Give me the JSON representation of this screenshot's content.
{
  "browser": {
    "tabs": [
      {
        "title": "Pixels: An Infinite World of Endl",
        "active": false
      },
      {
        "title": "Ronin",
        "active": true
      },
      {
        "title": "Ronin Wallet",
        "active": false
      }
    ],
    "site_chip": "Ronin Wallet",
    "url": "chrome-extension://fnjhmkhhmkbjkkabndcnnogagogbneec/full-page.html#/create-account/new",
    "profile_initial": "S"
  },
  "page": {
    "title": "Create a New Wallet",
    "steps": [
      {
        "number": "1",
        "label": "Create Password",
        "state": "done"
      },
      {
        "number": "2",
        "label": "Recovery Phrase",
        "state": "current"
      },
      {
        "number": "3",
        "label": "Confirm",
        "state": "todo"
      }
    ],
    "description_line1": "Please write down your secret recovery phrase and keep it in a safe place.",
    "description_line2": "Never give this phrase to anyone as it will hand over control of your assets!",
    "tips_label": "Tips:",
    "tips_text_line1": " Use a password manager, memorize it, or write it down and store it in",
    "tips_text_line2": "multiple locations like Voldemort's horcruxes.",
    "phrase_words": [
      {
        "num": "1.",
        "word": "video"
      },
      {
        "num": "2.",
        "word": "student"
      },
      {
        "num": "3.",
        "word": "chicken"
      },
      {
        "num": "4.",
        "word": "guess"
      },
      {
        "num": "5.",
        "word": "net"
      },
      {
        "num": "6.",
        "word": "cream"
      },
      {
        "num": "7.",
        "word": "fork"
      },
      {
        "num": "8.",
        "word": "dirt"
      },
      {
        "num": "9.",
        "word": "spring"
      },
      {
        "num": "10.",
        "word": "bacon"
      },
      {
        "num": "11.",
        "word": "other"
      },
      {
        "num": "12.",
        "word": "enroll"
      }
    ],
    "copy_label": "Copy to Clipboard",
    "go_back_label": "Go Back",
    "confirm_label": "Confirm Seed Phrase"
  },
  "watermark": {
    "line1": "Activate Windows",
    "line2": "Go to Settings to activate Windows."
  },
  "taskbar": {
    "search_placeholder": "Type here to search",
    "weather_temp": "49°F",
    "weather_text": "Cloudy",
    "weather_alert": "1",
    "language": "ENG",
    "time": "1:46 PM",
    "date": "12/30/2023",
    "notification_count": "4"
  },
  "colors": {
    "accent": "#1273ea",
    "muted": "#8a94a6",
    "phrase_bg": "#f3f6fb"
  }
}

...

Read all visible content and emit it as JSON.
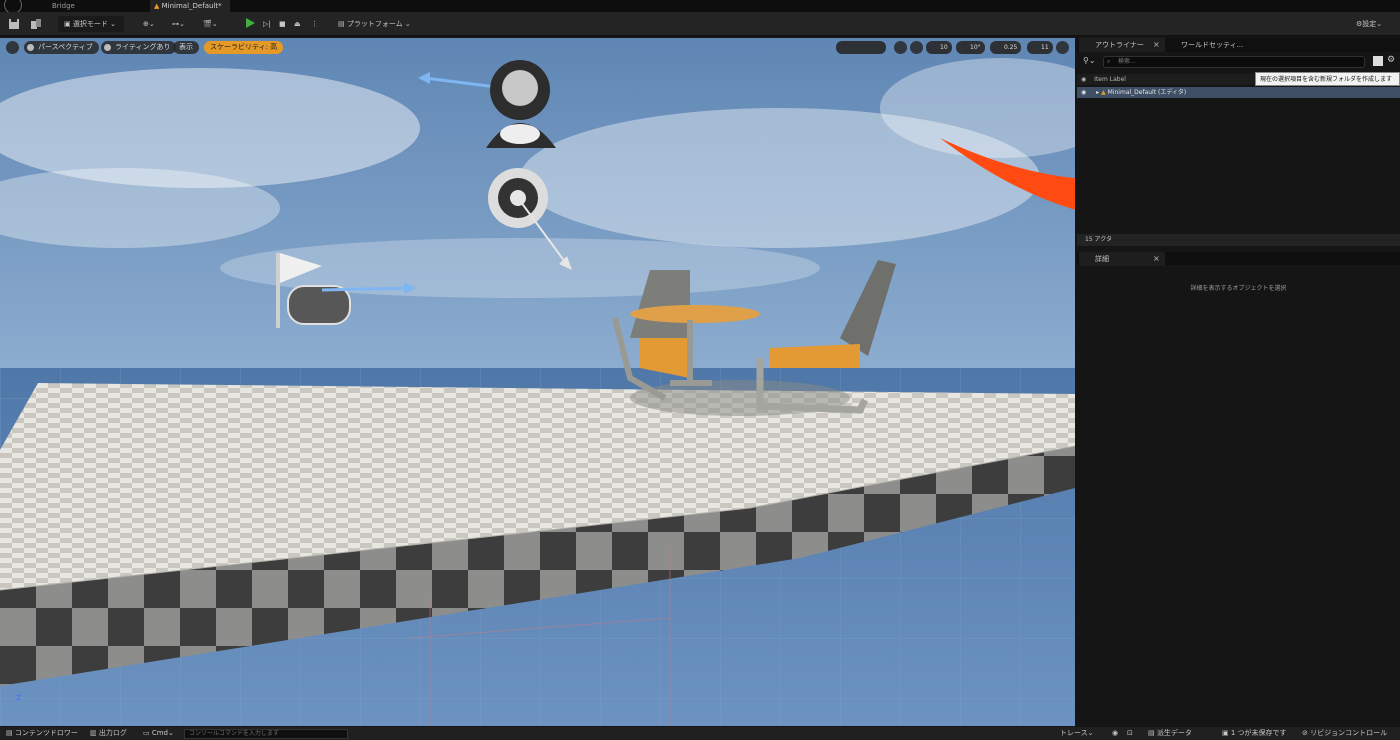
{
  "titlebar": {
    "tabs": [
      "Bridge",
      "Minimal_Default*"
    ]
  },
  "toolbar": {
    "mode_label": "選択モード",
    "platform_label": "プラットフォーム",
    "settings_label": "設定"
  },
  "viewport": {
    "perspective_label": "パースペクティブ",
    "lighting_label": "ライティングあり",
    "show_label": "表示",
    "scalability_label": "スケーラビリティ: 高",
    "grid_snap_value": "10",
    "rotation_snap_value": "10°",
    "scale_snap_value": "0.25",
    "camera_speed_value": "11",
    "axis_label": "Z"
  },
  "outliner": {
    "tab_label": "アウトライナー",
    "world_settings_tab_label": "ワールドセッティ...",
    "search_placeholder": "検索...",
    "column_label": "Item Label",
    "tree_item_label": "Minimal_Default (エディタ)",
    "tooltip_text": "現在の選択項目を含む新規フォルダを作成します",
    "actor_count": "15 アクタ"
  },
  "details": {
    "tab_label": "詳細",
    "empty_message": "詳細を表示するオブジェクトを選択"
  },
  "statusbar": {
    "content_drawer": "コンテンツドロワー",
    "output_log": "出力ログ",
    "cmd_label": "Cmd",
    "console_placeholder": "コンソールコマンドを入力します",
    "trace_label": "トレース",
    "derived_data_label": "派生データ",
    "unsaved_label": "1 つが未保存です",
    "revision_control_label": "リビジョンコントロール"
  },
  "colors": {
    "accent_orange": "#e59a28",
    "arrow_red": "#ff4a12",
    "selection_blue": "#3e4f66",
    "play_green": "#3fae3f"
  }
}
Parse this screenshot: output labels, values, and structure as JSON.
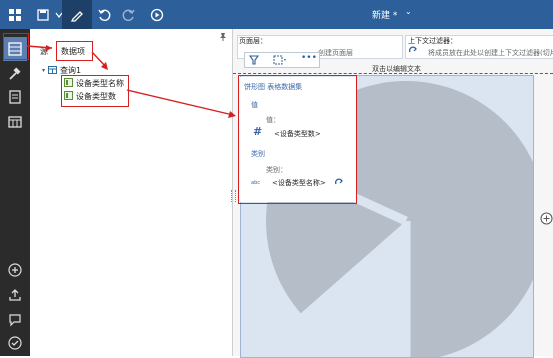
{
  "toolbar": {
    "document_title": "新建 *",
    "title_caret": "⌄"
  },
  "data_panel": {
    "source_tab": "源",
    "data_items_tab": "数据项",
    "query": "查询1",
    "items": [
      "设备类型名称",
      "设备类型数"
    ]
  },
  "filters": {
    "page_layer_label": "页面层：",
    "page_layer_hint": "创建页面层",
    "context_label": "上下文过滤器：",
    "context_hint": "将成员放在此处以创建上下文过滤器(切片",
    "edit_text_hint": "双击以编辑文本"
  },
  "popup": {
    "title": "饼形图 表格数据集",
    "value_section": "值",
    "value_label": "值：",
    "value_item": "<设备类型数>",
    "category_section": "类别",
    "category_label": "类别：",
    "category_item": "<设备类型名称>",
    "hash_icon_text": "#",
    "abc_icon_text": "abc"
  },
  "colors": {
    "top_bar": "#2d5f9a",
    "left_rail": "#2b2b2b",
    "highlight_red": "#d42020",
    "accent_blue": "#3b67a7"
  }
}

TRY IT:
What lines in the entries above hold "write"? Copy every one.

RESULT OF THIS EXERCISE:
    "description_line1": "Please write down your secret recovery phrase and keep it in a safe place.",
    "tips_text_line1": " Use a password manager, memorize it, or write it down and store it in",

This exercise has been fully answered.